• _About this task_
Omitting the pictures, restate all of the entries below exactly.

(Material supplied Opens)

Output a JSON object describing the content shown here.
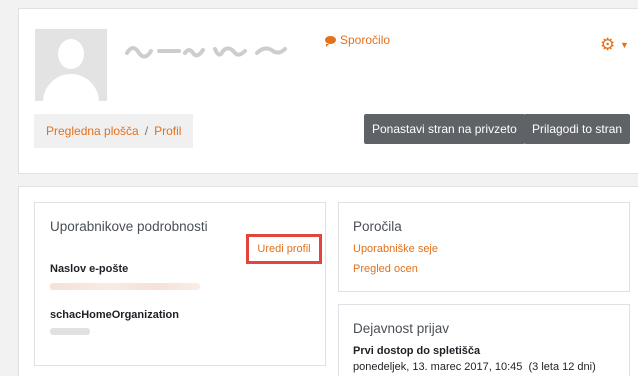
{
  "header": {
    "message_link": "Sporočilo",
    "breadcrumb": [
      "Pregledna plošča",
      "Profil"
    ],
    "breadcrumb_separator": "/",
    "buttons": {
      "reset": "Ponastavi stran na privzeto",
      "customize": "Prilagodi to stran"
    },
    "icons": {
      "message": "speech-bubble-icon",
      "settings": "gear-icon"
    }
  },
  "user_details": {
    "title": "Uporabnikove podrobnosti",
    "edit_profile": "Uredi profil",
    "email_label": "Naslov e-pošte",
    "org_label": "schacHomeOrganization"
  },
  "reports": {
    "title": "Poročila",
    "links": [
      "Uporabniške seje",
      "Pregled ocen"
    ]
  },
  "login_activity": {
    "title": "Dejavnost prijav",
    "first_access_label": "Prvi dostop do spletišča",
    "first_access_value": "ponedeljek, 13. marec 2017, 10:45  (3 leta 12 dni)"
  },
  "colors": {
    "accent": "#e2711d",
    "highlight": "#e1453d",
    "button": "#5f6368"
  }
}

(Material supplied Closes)

• _Solution to the problem_
Output a JSON object describing the content shown here.
{
  "header": {
    "message_link": "Sporočilo",
    "breadcrumb": [
      "Pregledna plošča",
      "Profil"
    ],
    "breadcrumb_separator": "/",
    "buttons": {
      "reset": "Ponastavi stran na privzeto",
      "customize": "Prilagodi to stran"
    },
    "icons": {
      "message": "speech-bubble-icon",
      "settings": "gear-icon"
    }
  },
  "user_details": {
    "title": "Uporabnikove podrobnosti",
    "edit_profile": "Uredi profil",
    "email_label": "Naslov e-pošte",
    "org_label": "schacHomeOrganization"
  },
  "reports": {
    "title": "Poročila",
    "links": [
      "Uporabniške seje",
      "Pregled ocen"
    ]
  },
  "login_activity": {
    "title": "Dejavnost prijav",
    "first_access_label": "Prvi dostop do spletišča",
    "first_access_value": "ponedeljek, 13. marec 2017, 10:45  (3 leta 12 dni)"
  },
  "colors": {
    "accent": "#e2711d",
    "highlight": "#e1453d",
    "button": "#5f6368"
  }
}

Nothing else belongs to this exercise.